--- DATA FOR REVIEW Enclosed Below ---

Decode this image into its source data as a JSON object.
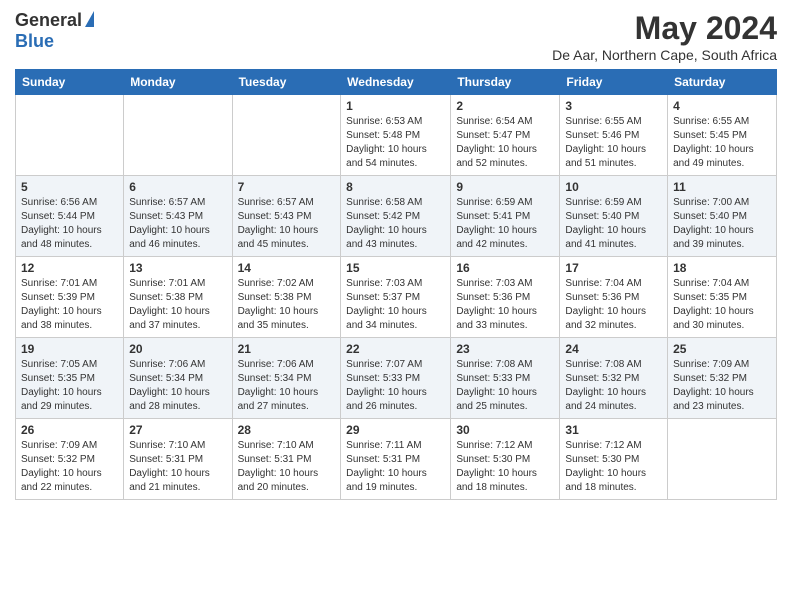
{
  "logo": {
    "line1": "General",
    "line2": "Blue"
  },
  "title": "May 2024",
  "location": "De Aar, Northern Cape, South Africa",
  "days_of_week": [
    "Sunday",
    "Monday",
    "Tuesday",
    "Wednesday",
    "Thursday",
    "Friday",
    "Saturday"
  ],
  "weeks": [
    [
      {
        "day": "",
        "info": ""
      },
      {
        "day": "",
        "info": ""
      },
      {
        "day": "",
        "info": ""
      },
      {
        "day": "1",
        "info": "Sunrise: 6:53 AM\nSunset: 5:48 PM\nDaylight: 10 hours\nand 54 minutes."
      },
      {
        "day": "2",
        "info": "Sunrise: 6:54 AM\nSunset: 5:47 PM\nDaylight: 10 hours\nand 52 minutes."
      },
      {
        "day": "3",
        "info": "Sunrise: 6:55 AM\nSunset: 5:46 PM\nDaylight: 10 hours\nand 51 minutes."
      },
      {
        "day": "4",
        "info": "Sunrise: 6:55 AM\nSunset: 5:45 PM\nDaylight: 10 hours\nand 49 minutes."
      }
    ],
    [
      {
        "day": "5",
        "info": "Sunrise: 6:56 AM\nSunset: 5:44 PM\nDaylight: 10 hours\nand 48 minutes."
      },
      {
        "day": "6",
        "info": "Sunrise: 6:57 AM\nSunset: 5:43 PM\nDaylight: 10 hours\nand 46 minutes."
      },
      {
        "day": "7",
        "info": "Sunrise: 6:57 AM\nSunset: 5:43 PM\nDaylight: 10 hours\nand 45 minutes."
      },
      {
        "day": "8",
        "info": "Sunrise: 6:58 AM\nSunset: 5:42 PM\nDaylight: 10 hours\nand 43 minutes."
      },
      {
        "day": "9",
        "info": "Sunrise: 6:59 AM\nSunset: 5:41 PM\nDaylight: 10 hours\nand 42 minutes."
      },
      {
        "day": "10",
        "info": "Sunrise: 6:59 AM\nSunset: 5:40 PM\nDaylight: 10 hours\nand 41 minutes."
      },
      {
        "day": "11",
        "info": "Sunrise: 7:00 AM\nSunset: 5:40 PM\nDaylight: 10 hours\nand 39 minutes."
      }
    ],
    [
      {
        "day": "12",
        "info": "Sunrise: 7:01 AM\nSunset: 5:39 PM\nDaylight: 10 hours\nand 38 minutes."
      },
      {
        "day": "13",
        "info": "Sunrise: 7:01 AM\nSunset: 5:38 PM\nDaylight: 10 hours\nand 37 minutes."
      },
      {
        "day": "14",
        "info": "Sunrise: 7:02 AM\nSunset: 5:38 PM\nDaylight: 10 hours\nand 35 minutes."
      },
      {
        "day": "15",
        "info": "Sunrise: 7:03 AM\nSunset: 5:37 PM\nDaylight: 10 hours\nand 34 minutes."
      },
      {
        "day": "16",
        "info": "Sunrise: 7:03 AM\nSunset: 5:36 PM\nDaylight: 10 hours\nand 33 minutes."
      },
      {
        "day": "17",
        "info": "Sunrise: 7:04 AM\nSunset: 5:36 PM\nDaylight: 10 hours\nand 32 minutes."
      },
      {
        "day": "18",
        "info": "Sunrise: 7:04 AM\nSunset: 5:35 PM\nDaylight: 10 hours\nand 30 minutes."
      }
    ],
    [
      {
        "day": "19",
        "info": "Sunrise: 7:05 AM\nSunset: 5:35 PM\nDaylight: 10 hours\nand 29 minutes."
      },
      {
        "day": "20",
        "info": "Sunrise: 7:06 AM\nSunset: 5:34 PM\nDaylight: 10 hours\nand 28 minutes."
      },
      {
        "day": "21",
        "info": "Sunrise: 7:06 AM\nSunset: 5:34 PM\nDaylight: 10 hours\nand 27 minutes."
      },
      {
        "day": "22",
        "info": "Sunrise: 7:07 AM\nSunset: 5:33 PM\nDaylight: 10 hours\nand 26 minutes."
      },
      {
        "day": "23",
        "info": "Sunrise: 7:08 AM\nSunset: 5:33 PM\nDaylight: 10 hours\nand 25 minutes."
      },
      {
        "day": "24",
        "info": "Sunrise: 7:08 AM\nSunset: 5:32 PM\nDaylight: 10 hours\nand 24 minutes."
      },
      {
        "day": "25",
        "info": "Sunrise: 7:09 AM\nSunset: 5:32 PM\nDaylight: 10 hours\nand 23 minutes."
      }
    ],
    [
      {
        "day": "26",
        "info": "Sunrise: 7:09 AM\nSunset: 5:32 PM\nDaylight: 10 hours\nand 22 minutes."
      },
      {
        "day": "27",
        "info": "Sunrise: 7:10 AM\nSunset: 5:31 PM\nDaylight: 10 hours\nand 21 minutes."
      },
      {
        "day": "28",
        "info": "Sunrise: 7:10 AM\nSunset: 5:31 PM\nDaylight: 10 hours\nand 20 minutes."
      },
      {
        "day": "29",
        "info": "Sunrise: 7:11 AM\nSunset: 5:31 PM\nDaylight: 10 hours\nand 19 minutes."
      },
      {
        "day": "30",
        "info": "Sunrise: 7:12 AM\nSunset: 5:30 PM\nDaylight: 10 hours\nand 18 minutes."
      },
      {
        "day": "31",
        "info": "Sunrise: 7:12 AM\nSunset: 5:30 PM\nDaylight: 10 hours\nand 18 minutes."
      },
      {
        "day": "",
        "info": ""
      }
    ]
  ]
}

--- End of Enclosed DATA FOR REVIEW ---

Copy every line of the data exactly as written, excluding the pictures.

Decode this image into its source data as a JSON object.
{
  "logo": {
    "line1": "General",
    "line2": "Blue"
  },
  "title": "May 2024",
  "location": "De Aar, Northern Cape, South Africa",
  "days_of_week": [
    "Sunday",
    "Monday",
    "Tuesday",
    "Wednesday",
    "Thursday",
    "Friday",
    "Saturday"
  ],
  "weeks": [
    [
      {
        "day": "",
        "info": ""
      },
      {
        "day": "",
        "info": ""
      },
      {
        "day": "",
        "info": ""
      },
      {
        "day": "1",
        "info": "Sunrise: 6:53 AM\nSunset: 5:48 PM\nDaylight: 10 hours\nand 54 minutes."
      },
      {
        "day": "2",
        "info": "Sunrise: 6:54 AM\nSunset: 5:47 PM\nDaylight: 10 hours\nand 52 minutes."
      },
      {
        "day": "3",
        "info": "Sunrise: 6:55 AM\nSunset: 5:46 PM\nDaylight: 10 hours\nand 51 minutes."
      },
      {
        "day": "4",
        "info": "Sunrise: 6:55 AM\nSunset: 5:45 PM\nDaylight: 10 hours\nand 49 minutes."
      }
    ],
    [
      {
        "day": "5",
        "info": "Sunrise: 6:56 AM\nSunset: 5:44 PM\nDaylight: 10 hours\nand 48 minutes."
      },
      {
        "day": "6",
        "info": "Sunrise: 6:57 AM\nSunset: 5:43 PM\nDaylight: 10 hours\nand 46 minutes."
      },
      {
        "day": "7",
        "info": "Sunrise: 6:57 AM\nSunset: 5:43 PM\nDaylight: 10 hours\nand 45 minutes."
      },
      {
        "day": "8",
        "info": "Sunrise: 6:58 AM\nSunset: 5:42 PM\nDaylight: 10 hours\nand 43 minutes."
      },
      {
        "day": "9",
        "info": "Sunrise: 6:59 AM\nSunset: 5:41 PM\nDaylight: 10 hours\nand 42 minutes."
      },
      {
        "day": "10",
        "info": "Sunrise: 6:59 AM\nSunset: 5:40 PM\nDaylight: 10 hours\nand 41 minutes."
      },
      {
        "day": "11",
        "info": "Sunrise: 7:00 AM\nSunset: 5:40 PM\nDaylight: 10 hours\nand 39 minutes."
      }
    ],
    [
      {
        "day": "12",
        "info": "Sunrise: 7:01 AM\nSunset: 5:39 PM\nDaylight: 10 hours\nand 38 minutes."
      },
      {
        "day": "13",
        "info": "Sunrise: 7:01 AM\nSunset: 5:38 PM\nDaylight: 10 hours\nand 37 minutes."
      },
      {
        "day": "14",
        "info": "Sunrise: 7:02 AM\nSunset: 5:38 PM\nDaylight: 10 hours\nand 35 minutes."
      },
      {
        "day": "15",
        "info": "Sunrise: 7:03 AM\nSunset: 5:37 PM\nDaylight: 10 hours\nand 34 minutes."
      },
      {
        "day": "16",
        "info": "Sunrise: 7:03 AM\nSunset: 5:36 PM\nDaylight: 10 hours\nand 33 minutes."
      },
      {
        "day": "17",
        "info": "Sunrise: 7:04 AM\nSunset: 5:36 PM\nDaylight: 10 hours\nand 32 minutes."
      },
      {
        "day": "18",
        "info": "Sunrise: 7:04 AM\nSunset: 5:35 PM\nDaylight: 10 hours\nand 30 minutes."
      }
    ],
    [
      {
        "day": "19",
        "info": "Sunrise: 7:05 AM\nSunset: 5:35 PM\nDaylight: 10 hours\nand 29 minutes."
      },
      {
        "day": "20",
        "info": "Sunrise: 7:06 AM\nSunset: 5:34 PM\nDaylight: 10 hours\nand 28 minutes."
      },
      {
        "day": "21",
        "info": "Sunrise: 7:06 AM\nSunset: 5:34 PM\nDaylight: 10 hours\nand 27 minutes."
      },
      {
        "day": "22",
        "info": "Sunrise: 7:07 AM\nSunset: 5:33 PM\nDaylight: 10 hours\nand 26 minutes."
      },
      {
        "day": "23",
        "info": "Sunrise: 7:08 AM\nSunset: 5:33 PM\nDaylight: 10 hours\nand 25 minutes."
      },
      {
        "day": "24",
        "info": "Sunrise: 7:08 AM\nSunset: 5:32 PM\nDaylight: 10 hours\nand 24 minutes."
      },
      {
        "day": "25",
        "info": "Sunrise: 7:09 AM\nSunset: 5:32 PM\nDaylight: 10 hours\nand 23 minutes."
      }
    ],
    [
      {
        "day": "26",
        "info": "Sunrise: 7:09 AM\nSunset: 5:32 PM\nDaylight: 10 hours\nand 22 minutes."
      },
      {
        "day": "27",
        "info": "Sunrise: 7:10 AM\nSunset: 5:31 PM\nDaylight: 10 hours\nand 21 minutes."
      },
      {
        "day": "28",
        "info": "Sunrise: 7:10 AM\nSunset: 5:31 PM\nDaylight: 10 hours\nand 20 minutes."
      },
      {
        "day": "29",
        "info": "Sunrise: 7:11 AM\nSunset: 5:31 PM\nDaylight: 10 hours\nand 19 minutes."
      },
      {
        "day": "30",
        "info": "Sunrise: 7:12 AM\nSunset: 5:30 PM\nDaylight: 10 hours\nand 18 minutes."
      },
      {
        "day": "31",
        "info": "Sunrise: 7:12 AM\nSunset: 5:30 PM\nDaylight: 10 hours\nand 18 minutes."
      },
      {
        "day": "",
        "info": ""
      }
    ]
  ]
}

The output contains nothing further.